Tomasik was by then a successful British businessman.

When he sought Klimaszewski’s advice on building a model of Scotland, the professor responded by sending members of his cartographic department.

Leader Trafas was to design and construct a colossal 3D relief model of Scotland.

The Great Polish Map of Scotland began to take shape in 1975, a 60m-long and 40m-wide pit, to contain the Scottish landscape surrounded by water to represent the sea.

Local volunteers joined forces with the students to bring the project to life.

The map began to take form, but by 1979 it was only partially completed.

The water supply system experienced significant leakage, and a serious fire damaged the hotel.

With new priorities, Tomasik and his family sold the hotel, leaving behind his grand vision of the Great Polish Map.

The loss of Tomasik was the end of the driving force behind this unique endeavour.

As the years passed, the map fell into decay and was almost lost from local memory, overshadowed by more pressing survival responsibilities faced by subsequent new owners.

The 3D landscape gradually became overgrown and damaged by harsh winter conditions.

Although there were a couple of restoration attempts, time was winning the battle against decay.

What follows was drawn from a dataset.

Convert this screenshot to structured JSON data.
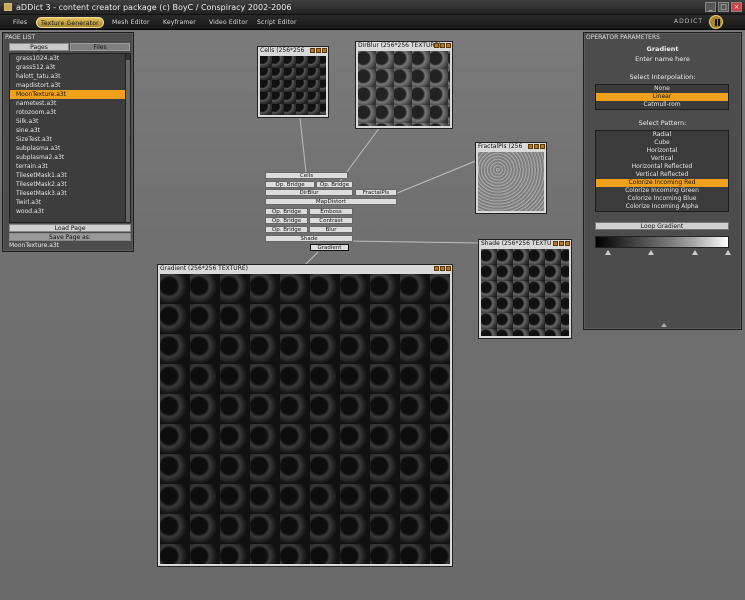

In 2012 a group of enthusiasts formed a new charity called Mapa Scotland.

Its mission was to restore the map as a vital historic link to the Polish diaspora scattered across Scotland, along with their subsequent generations.

This coincided with new hotel owners who were more sympathetic to the fate of the map. Mapa Scotland secured grant aid from the hotel, local authority, Scottish Government, Polish Foreign Ministry, European Leader Fund, Heritage Lottery Fund, Polish ex-Combatants Association and generous public donations. The map was, at long last, restored and a water supply installed to surround the map with the “sea”, as originally intended. In April 2018, the 100th anniversary year of Polish independence, the map was formally reopened.

As the end of June approaches, the 10-year lease granted by the hotel to Mapa Scotland SCIO for the restoration project will expire. The Mapa Scotland project group has worked hard over the past decade and more to restore the map and uncover its history. It is now a listed historic monument and a great asset to the hotel and for the Borders region. Care of the map returns to the hotel. It is of great importance to the region’s history and to local tourism. We must all ensure its preservation for future generations. Groups wishing to help with promoting Mapa Scotland’s educational and heritage objectives should contact